    Lead seal of khan Tervel (701-718)
    Golden medallion of khan Omurtag (814-831)
    Golden medallion of khan Omurtag (814-831)
    Lead
    Lead "anonymous" seal of tsar Simeon the Great
    (893-927)
    Bronze seal matrix of tsar Peter I (927-970)
    Bronze seal matrix of tsar Peter I (927-970)
    Golden seal of tsar Ivan Assen II (1218-1241)
    Golden seal of tsar Ivan Assen II (1218-1241)
    Golden seal of tsar Constantine Assen - Tikh (1257-1277)
    Golden seal of tsar Constantine Assen - Tikh (1257-1277)
    Coin of tsar Teodor Svetoslav (1299-1321)

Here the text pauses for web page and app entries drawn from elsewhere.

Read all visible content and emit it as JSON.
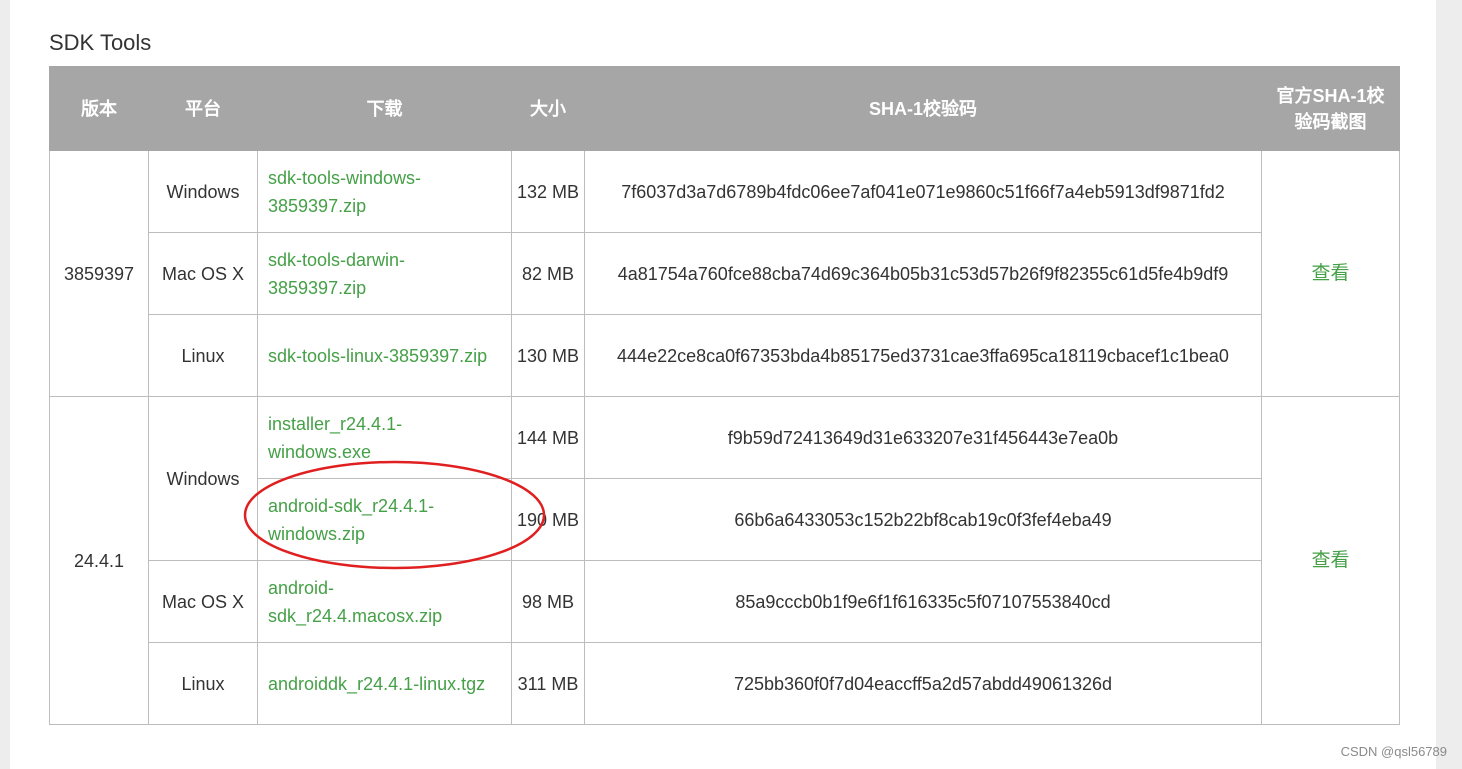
{
  "section": {
    "title": "SDK Tools"
  },
  "table": {
    "headers": {
      "version": "版本",
      "platform": "平台",
      "download": "下载",
      "size": "大小",
      "sha1": "SHA-1校验码",
      "screenshot": "官方SHA-1校验码截图"
    },
    "groups": [
      {
        "version": "3859397",
        "view": "查看",
        "rows": [
          {
            "platform": "Windows",
            "file": "sdk-tools-windows-3859397.zip",
            "size": "132 MB",
            "sha1": "7f6037d3a7d6789b4fdc06ee7af041e071e9860c51f66f7a4eb5913df9871fd2"
          },
          {
            "platform": "Mac OS X",
            "file": "sdk-tools-darwin-3859397.zip",
            "size": "82 MB",
            "sha1": "4a81754a760fce88cba74d69c364b05b31c53d57b26f9f82355c61d5fe4b9df9"
          },
          {
            "platform": "Linux",
            "file": "sdk-tools-linux-3859397.zip",
            "size": "130 MB",
            "sha1": "444e22ce8ca0f67353bda4b85175ed3731cae3ffa695ca18119cbacef1c1bea0"
          }
        ]
      },
      {
        "version": "24.4.1",
        "view": "查看",
        "rows": [
          {
            "platform": "Windows",
            "file": "installer_r24.4.1-windows.exe",
            "size": "144 MB",
            "sha1": "f9b59d72413649d31e633207e31f456443e7ea0b"
          },
          {
            "platform": "",
            "file": "android-sdk_r24.4.1-windows.zip",
            "size": "190 MB",
            "sha1": "66b6a6433053c152b22bf8cab19c0f3fef4eba49"
          },
          {
            "platform": "Mac OS X",
            "file": "android-sdk_r24.4.macosx.zip",
            "size": "98 MB",
            "sha1": "85a9cccb0b1f9e6f1f616335c5f07107553840cd"
          },
          {
            "platform": "Linux",
            "file": "androiddk_r24.4.1-linux.tgz",
            "size": "311 MB",
            "sha1": "725bb360f0f7d04eaccff5a2d57abdd49061326d"
          }
        ]
      }
    ]
  },
  "annotation": {
    "shape": "ellipse",
    "color": "#e02020"
  },
  "watermark": {
    "text": "CSDN @qsl56789"
  },
  "colors": {
    "header_bg": "#a6a6a6",
    "link": "#45a047",
    "border": "#bdbdbd",
    "annotation": "#e02020"
  }
}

    Coin of tsar Teodor Svetoslav (1299-1321)